EXERCISE DETAILS ::
Reproduce every record verbatim but drop the pictures.

THE INPUT ::

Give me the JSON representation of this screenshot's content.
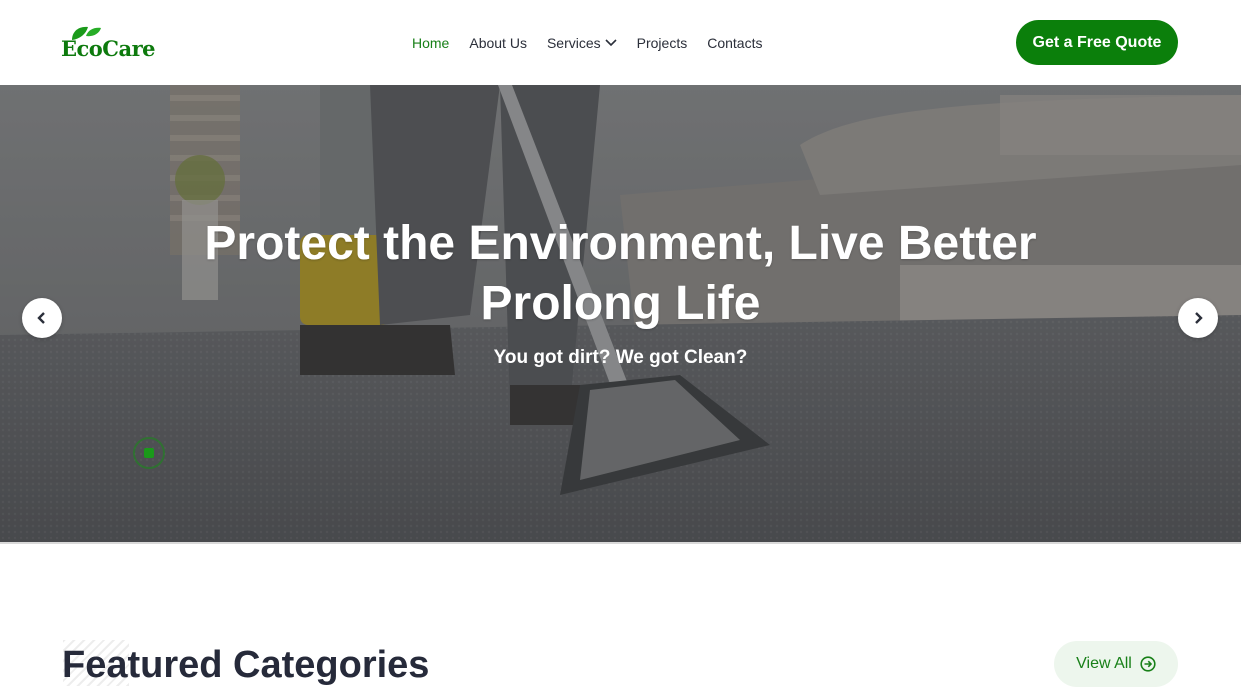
{
  "header": {
    "logo_text": "EcoCare",
    "nav": [
      {
        "label": "Home",
        "active": true
      },
      {
        "label": "About Us"
      },
      {
        "label": "Services",
        "has_dropdown": true
      },
      {
        "label": "Projects"
      },
      {
        "label": "Contacts"
      }
    ],
    "cta_label": "Get a Free Quote"
  },
  "hero": {
    "title_line1": "Protect the Environment, Live Better",
    "title_line2": "Prolong Life",
    "subtitle": "You got dirt? We got Clean?",
    "image_description_icon": "carpet-cleaning-photo"
  },
  "featured": {
    "title": "Featured Categories",
    "view_all_label": "View All"
  },
  "colors": {
    "brand_green": "#0b7f0b",
    "nav_active": "#188018",
    "heading_dark": "#262a3a"
  }
}
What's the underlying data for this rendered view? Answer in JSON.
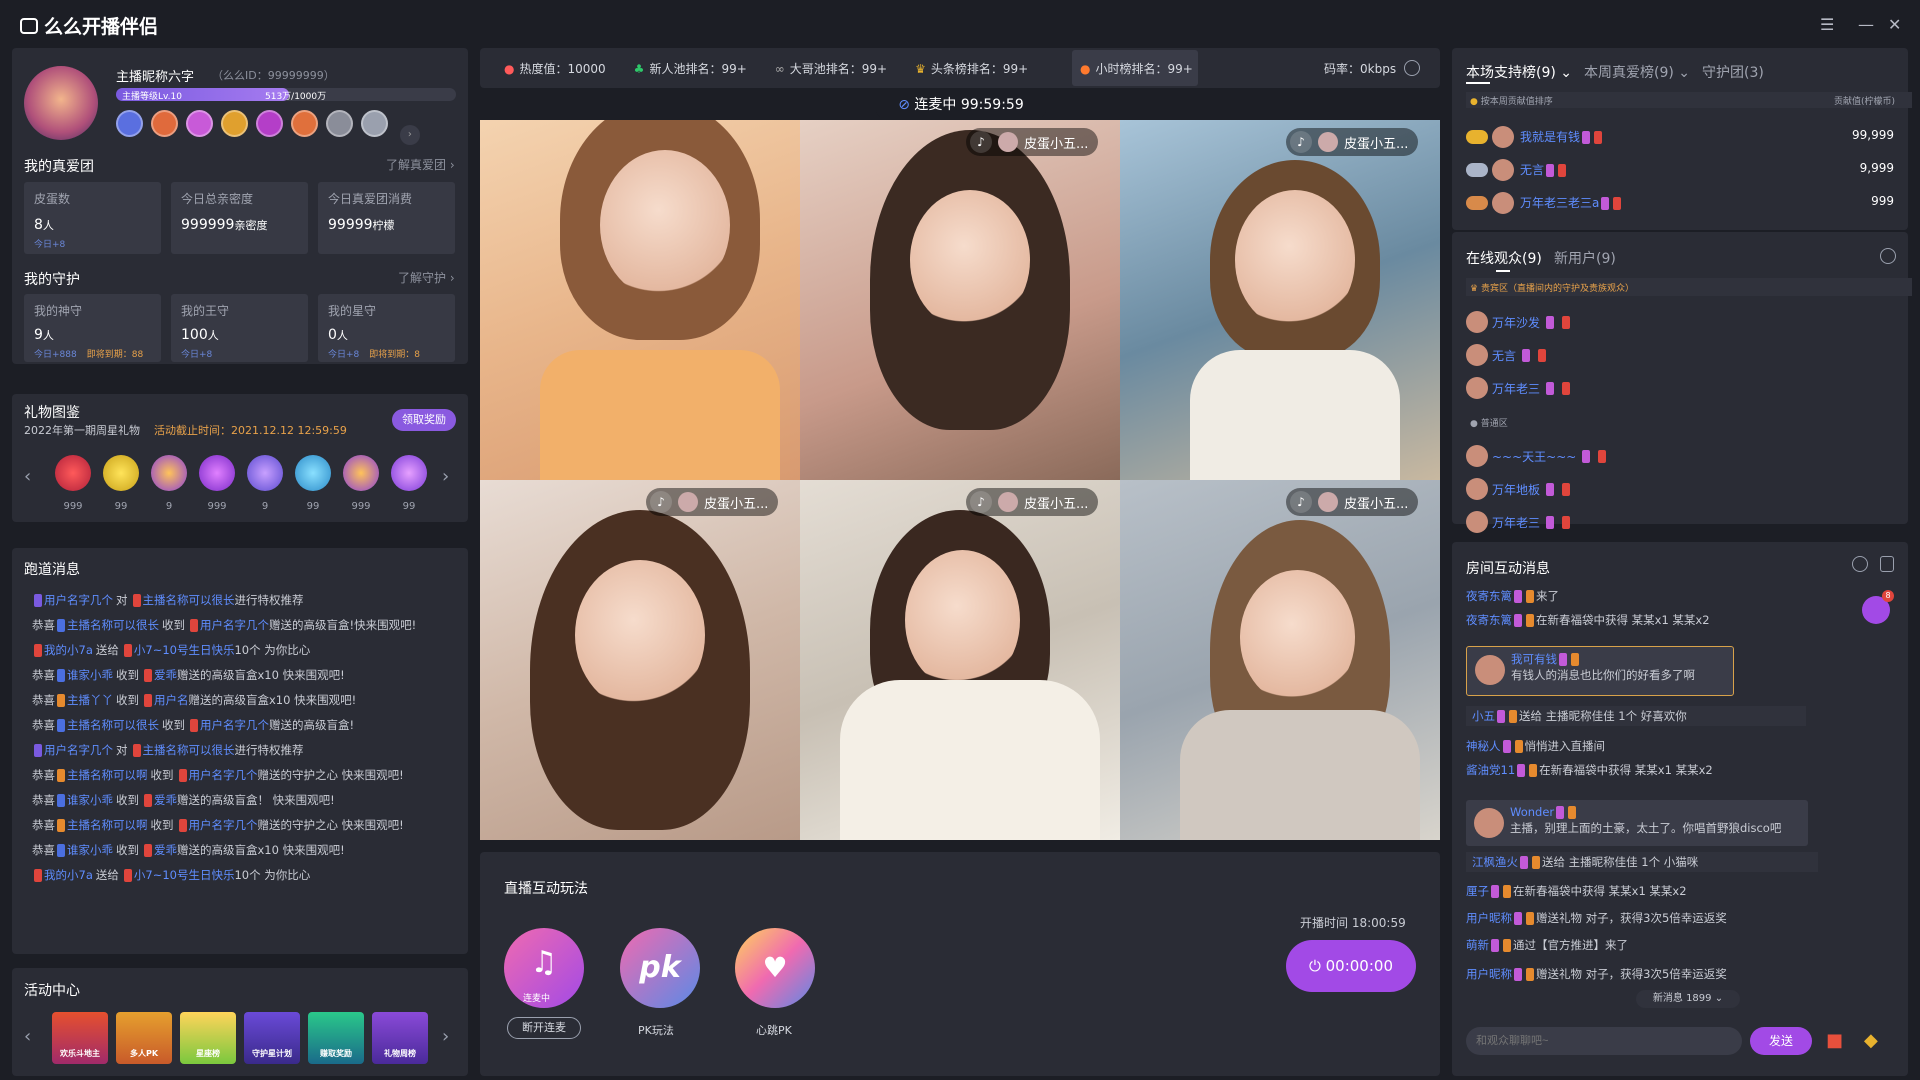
{
  "app": {
    "title": "么么开播伴侣"
  },
  "profile": {
    "name": "主播昵称六字",
    "id": "（么么ID：99999999）",
    "level": "主播等级Lv.10",
    "level_progress": "513万/1000万",
    "level_fill": 0.51
  },
  "fan": {
    "title": "我的真爱团",
    "more": "了解真爱团",
    "cards": [
      {
        "label": "皮蛋数",
        "value": "8",
        "unit": "人",
        "sub": "今日+8"
      },
      {
        "label": "今日总亲密度",
        "value": "999999",
        "unit": "亲密度",
        "sub": ""
      },
      {
        "label": "今日真爱团消费",
        "value": "99999",
        "unit": "柠檬",
        "sub": ""
      }
    ]
  },
  "guard": {
    "title": "我的守护",
    "more": "了解守护",
    "cards": [
      {
        "label": "我的神守",
        "value": "9",
        "unit": "人",
        "sub": "今日+888",
        "exp": "即将到期：88"
      },
      {
        "label": "我的王守",
        "value": "100",
        "unit": "人",
        "sub": "今日+8",
        "exp": ""
      },
      {
        "label": "我的星守",
        "value": "0",
        "unit": "人",
        "sub": "今日+8",
        "exp": "即将到期：8"
      }
    ]
  },
  "gifts": {
    "title": "礼物图鉴",
    "subtitle": "2022年第一期周星礼物",
    "deadline": "活动截止时间：2021.12.12 12:59:59",
    "claim": "领取奖励",
    "counts": [
      "999",
      "99",
      "9",
      "999",
      "9",
      "99",
      "999",
      "99"
    ]
  },
  "runway": {
    "title": "跑道消息",
    "lines": [
      {
        "pre": "",
        "a": "用户名字几个",
        "mid": "对",
        "b": "主播名称可以很长",
        "post": "进行特权推荐"
      },
      {
        "pre": "恭喜",
        "a": "主播名称可以很长",
        "mid": "收到",
        "b": "用户名字几个",
        "post": "赠送的高级盲盒!快来围观吧!"
      },
      {
        "pre": "",
        "a": "我的小7a",
        "mid": "送给",
        "b": "小7~10号生日快乐",
        "post": "10个 为你比心"
      },
      {
        "pre": "恭喜",
        "a": "谁家小乖",
        "mid": "收到",
        "b": "爱乖",
        "post": "赠送的高级盲盒x10 快来围观吧!"
      },
      {
        "pre": "恭喜",
        "a": "主播丫丫",
        "mid": "收到",
        "b": "用户名",
        "post": "赠送的高级盲盒x10 快来围观吧!"
      },
      {
        "pre": "恭喜",
        "a": "主播名称可以很长",
        "mid": "收到",
        "b": "用户名字几个",
        "post": "赠送的高级盲盒!"
      },
      {
        "pre": "",
        "a": "用户名字几个",
        "mid": "对",
        "b": "主播名称可以很长",
        "post": "进行特权推荐"
      },
      {
        "pre": "恭喜",
        "a": "主播名称可以啊",
        "mid": "收到",
        "b": "用户名字几个",
        "post": "赠送的守护之心 快来围观吧!"
      },
      {
        "pre": "恭喜",
        "a": "谁家小乖",
        "mid": "收到",
        "b": "爱乖",
        "post": "赠送的高级盲盒！ 快来围观吧!"
      },
      {
        "pre": "恭喜",
        "a": "主播名称可以啊",
        "mid": "收到",
        "b": "用户名字几个",
        "post": "赠送的守护之心 快来围观吧!"
      },
      {
        "pre": "恭喜",
        "a": "谁家小乖",
        "mid": "收到",
        "b": "爱乖",
        "post": "赠送的高级盲盒x10 快来围观吧!"
      },
      {
        "pre": "",
        "a": "我的小7a",
        "mid": "送给",
        "b": "小7~10号生日快乐",
        "post": "10个 为你比心"
      }
    ]
  },
  "activity": {
    "title": "活动中心",
    "items": [
      "欢乐斗地主",
      "多人PK",
      "星座榜",
      "守护星计划",
      "赚取奖励",
      "礼物周榜"
    ]
  },
  "stats": {
    "heat": "热度值：10000",
    "newpool": "新人池排名：99+",
    "bigbro": "大哥池排名：99+",
    "headline": "头条榜排名：99+",
    "hourly": "小时榜排名：99+",
    "bitrate": "码率：0kbps"
  },
  "live": {
    "status": "连麦中 99:59:59",
    "guest": "皮蛋小五..."
  },
  "interact": {
    "title": "直播互动玩法",
    "start_time": "开播时间 18:00:59",
    "timer": "00:00:00",
    "items": [
      {
        "name": "断开连麦",
        "badge": "连麦中"
      },
      {
        "name": "PK玩法"
      },
      {
        "name": "心跳PK"
      }
    ]
  },
  "rank": {
    "tabs": [
      "本场支持榜(9)",
      "本周真爱榜(9)",
      "守护团(3)"
    ],
    "note": "按本周贡献值排序",
    "col": "贡献值(柠檬币)",
    "rows": [
      {
        "name": "我就是有钱",
        "score": "99,999"
      },
      {
        "name": "无言",
        "score": "9,999"
      },
      {
        "name": "万年老三老三a",
        "score": "999"
      }
    ]
  },
  "audience": {
    "tabs": [
      "在线观众(9)",
      "新用户(9)"
    ],
    "vip_zone": "贵宾区（直播间内的守护及贵族观众）",
    "normal_zone": "普通区",
    "vip": [
      "万年沙发",
      "无言",
      "万年老三"
    ],
    "normal": [
      "~~~天王~~~",
      "万年地板",
      "万年老三"
    ]
  },
  "room": {
    "title": "房间互动消息",
    "new_msg": "新消息 1899",
    "unread": "8",
    "placeholder": "和观众聊聊吧~",
    "send": "发送",
    "msgs": [
      {
        "n": "夜寄东篱",
        "t": "来了"
      },
      {
        "n": "夜寄东篱",
        "t": "在新春福袋中获得  某某x1 某某x2"
      },
      {
        "n": "我可有钱",
        "t": "有钱人的消息也比你们的好看多了啊"
      },
      {
        "n": "小五",
        "t": "送给 主播昵称佳佳 1个 好喜欢你"
      },
      {
        "n": "神秘人",
        "t": "悄悄进入直播间"
      },
      {
        "n": "酱油党11",
        "t": "在新春福袋中获得  某某x1 某某x2"
      },
      {
        "n": "Wonder",
        "t": "主播，别理上面的土豪，太土了。你唱首野狼disco吧"
      },
      {
        "n": "江枫渔火",
        "t": "送给 主播昵称佳佳 1个 小猫咪"
      },
      {
        "n": "厘子",
        "t": "在新春福袋中获得  某某x1 某某x2"
      },
      {
        "n": "用户昵称",
        "t": "赠送礼物 对子，获得3次5倍幸运返奖"
      },
      {
        "n": "萌新",
        "t": "通过【官方推进】来了"
      },
      {
        "n": "用户昵称",
        "t": "赠送礼物 对子，获得3次5倍幸运返奖"
      }
    ]
  }
}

ANSWER TO THE EXERCISE ::
Give me the JSON representation of this screenshot's content.
{
  "header": {
    "logo_text": "EcoCare",
    "nav": [
      {
        "label": "Home",
        "active": true
      },
      {
        "label": "About Us"
      },
      {
        "label": "Services",
        "has_dropdown": true
      },
      {
        "label": "Projects"
      },
      {
        "label": "Contacts"
      }
    ],
    "cta_label": "Get a Free Quote"
  },
  "hero": {
    "title_line1": "Protect the Environment, Live Better",
    "title_line2": "Prolong Life",
    "subtitle": "You got dirt? We got Clean?",
    "image_description_icon": "carpet-cleaning-photo"
  },
  "featured": {
    "title": "Featured Categories",
    "view_all_label": "View All"
  },
  "colors": {
    "brand_green": "#0b7f0b",
    "nav_active": "#188018",
    "heading_dark": "#262a3a"
  }
}
What's the underlying data for this rendered view? Answer in JSON.
{
  "app": {
    "title": "么么开播伴侣"
  },
  "profile": {
    "name": "主播昵称六字",
    "id": "（么么ID：99999999）",
    "level": "主播等级Lv.10",
    "level_progress": "513万/1000万",
    "level_fill": 0.51
  },
  "fan": {
    "title": "我的真爱团",
    "more": "了解真爱团",
    "cards": [
      {
        "label": "皮蛋数",
        "value": "8",
        "unit": "人",
        "sub": "今日+8"
      },
      {
        "label": "今日总亲密度",
        "value": "999999",
        "unit": "亲密度",
        "sub": ""
      },
      {
        "label": "今日真爱团消费",
        "value": "99999",
        "unit": "柠檬",
        "sub": ""
      }
    ]
  },
  "guard": {
    "title": "我的守护",
    "more": "了解守护",
    "cards": [
      {
        "label": "我的神守",
        "value": "9",
        "unit": "人",
        "sub": "今日+888",
        "exp": "即将到期：88"
      },
      {
        "label": "我的王守",
        "value": "100",
        "unit": "人",
        "sub": "今日+8",
        "exp": ""
      },
      {
        "label": "我的星守",
        "value": "0",
        "unit": "人",
        "sub": "今日+8",
        "exp": "即将到期：8"
      }
    ]
  },
  "gifts": {
    "title": "礼物图鉴",
    "subtitle": "2022年第一期周星礼物",
    "deadline": "活动截止时间：2021.12.12 12:59:59",
    "claim": "领取奖励",
    "counts": [
      "999",
      "99",
      "9",
      "999",
      "9",
      "99",
      "999",
      "99"
    ]
  },
  "runway": {
    "title": "跑道消息",
    "lines": [
      {
        "pre": "",
        "a": "用户名字几个",
        "mid": "对",
        "b": "主播名称可以很长",
        "post": "进行特权推荐"
      },
      {
        "pre": "恭喜",
        "a": "主播名称可以很长",
        "mid": "收到",
        "b": "用户名字几个",
        "post": "赠送的高级盲盒!快来围观吧!"
      },
      {
        "pre": "",
        "a": "我的小7a",
        "mid": "送给",
        "b": "小7~10号生日快乐",
        "post": "10个 为你比心"
      },
      {
        "pre": "恭喜",
        "a": "谁家小乖",
        "mid": "收到",
        "b": "爱乖",
        "post": "赠送的高级盲盒x10 快来围观吧!"
      },
      {
        "pre": "恭喜",
        "a": "主播丫丫",
        "mid": "收到",
        "b": "用户名",
        "post": "赠送的高级盲盒x10 快来围观吧!"
      },
      {
        "pre": "恭喜",
        "a": "主播名称可以很长",
        "mid": "收到",
        "b": "用户名字几个",
        "post": "赠送的高级盲盒!"
      },
      {
        "pre": "",
        "a": "用户名字几个",
        "mid": "对",
        "b": "主播名称可以很长",
        "post": "进行特权推荐"
      },
      {
        "pre": "恭喜",
        "a": "主播名称可以啊",
        "mid": "收到",
        "b": "用户名字几个",
        "post": "赠送的守护之心 快来围观吧!"
      },
      {
        "pre": "恭喜",
        "a": "谁家小乖",
        "mid": "收到",
        "b": "爱乖",
        "post": "赠送的高级盲盒！ 快来围观吧!"
      },
      {
        "pre": "恭喜",
        "a": "主播名称可以啊",
        "mid": "收到",
        "b": "用户名字几个",
        "post": "赠送的守护之心 快来围观吧!"
      },
      {
        "pre": "恭喜",
        "a": "谁家小乖",
        "mid": "收到",
        "b": "爱乖",
        "post": "赠送的高级盲盒x10 快来围观吧!"
      },
      {
        "pre": "",
        "a": "我的小7a",
        "mid": "送给",
        "b": "小7~10号生日快乐",
        "post": "10个 为你比心"
      }
    ]
  },
  "activity": {
    "title": "活动中心",
    "items": [
      "欢乐斗地主",
      "多人PK",
      "星座榜",
      "守护星计划",
      "赚取奖励",
      "礼物周榜"
    ]
  },
  "stats": {
    "heat": "热度值：10000",
    "newpool": "新人池排名：99+",
    "bigbro": "大哥池排名：99+",
    "headline": "头条榜排名：99+",
    "hourly": "小时榜排名：99+",
    "bitrate": "码率：0kbps"
  },
  "live": {
    "status": "连麦中 99:59:59",
    "guest": "皮蛋小五..."
  },
  "interact": {
    "title": "直播互动玩法",
    "start_time": "开播时间 18:00:59",
    "timer": "00:00:00",
    "items": [
      {
        "name": "断开连麦",
        "badge": "连麦中"
      },
      {
        "name": "PK玩法"
      },
      {
        "name": "心跳PK"
      }
    ]
  },
  "rank": {
    "tabs": [
      "本场支持榜(9)",
      "本周真爱榜(9)",
      "守护团(3)"
    ],
    "note": "按本周贡献值排序",
    "col": "贡献值(柠檬币)",
    "rows": [
      {
        "name": "我就是有钱",
        "score": "99,999"
      },
      {
        "name": "无言",
        "score": "9,999"
      },
      {
        "name": "万年老三老三a",
        "score": "999"
      }
    ]
  },
  "audience": {
    "tabs": [
      "在线观众(9)",
      "新用户(9)"
    ],
    "vip_zone": "贵宾区（直播间内的守护及贵族观众）",
    "normal_zone": "普通区",
    "vip": [
      "万年沙发",
      "无言",
      "万年老三"
    ],
    "normal": [
      "~~~天王~~~",
      "万年地板",
      "万年老三"
    ]
  },
  "room": {
    "title": "房间互动消息",
    "new_msg": "新消息 1899",
    "unread": "8",
    "placeholder": "和观众聊聊吧~",
    "send": "发送",
    "msgs": [
      {
        "n": "夜寄东篱",
        "t": "来了"
      },
      {
        "n": "夜寄东篱",
        "t": "在新春福袋中获得  某某x1 某某x2"
      },
      {
        "n": "我可有钱",
        "t": "有钱人的消息也比你们的好看多了啊"
      },
      {
        "n": "小五",
        "t": "送给 主播昵称佳佳 1个 好喜欢你"
      },
      {
        "n": "神秘人",
        "t": "悄悄进入直播间"
      },
      {
        "n": "酱油党11",
        "t": "在新春福袋中获得  某某x1 某某x2"
      },
      {
        "n": "Wonder",
        "t": "主播，别理上面的土豪，太土了。你唱首野狼disco吧"
      },
      {
        "n": "江枫渔火",
        "t": "送给 主播昵称佳佳 1个 小猫咪"
      },
      {
        "n": "厘子",
        "t": "在新春福袋中获得  某某x1 某某x2"
      },
      {
        "n": "用户昵称",
        "t": "赠送礼物 对子，获得3次5倍幸运返奖"
      },
      {
        "n": "萌新",
        "t": "通过【官方推进】来了"
      },
      {
        "n": "用户昵称",
        "t": "赠送礼物 对子，获得3次5倍幸运返奖"
      }
    ]
  }
}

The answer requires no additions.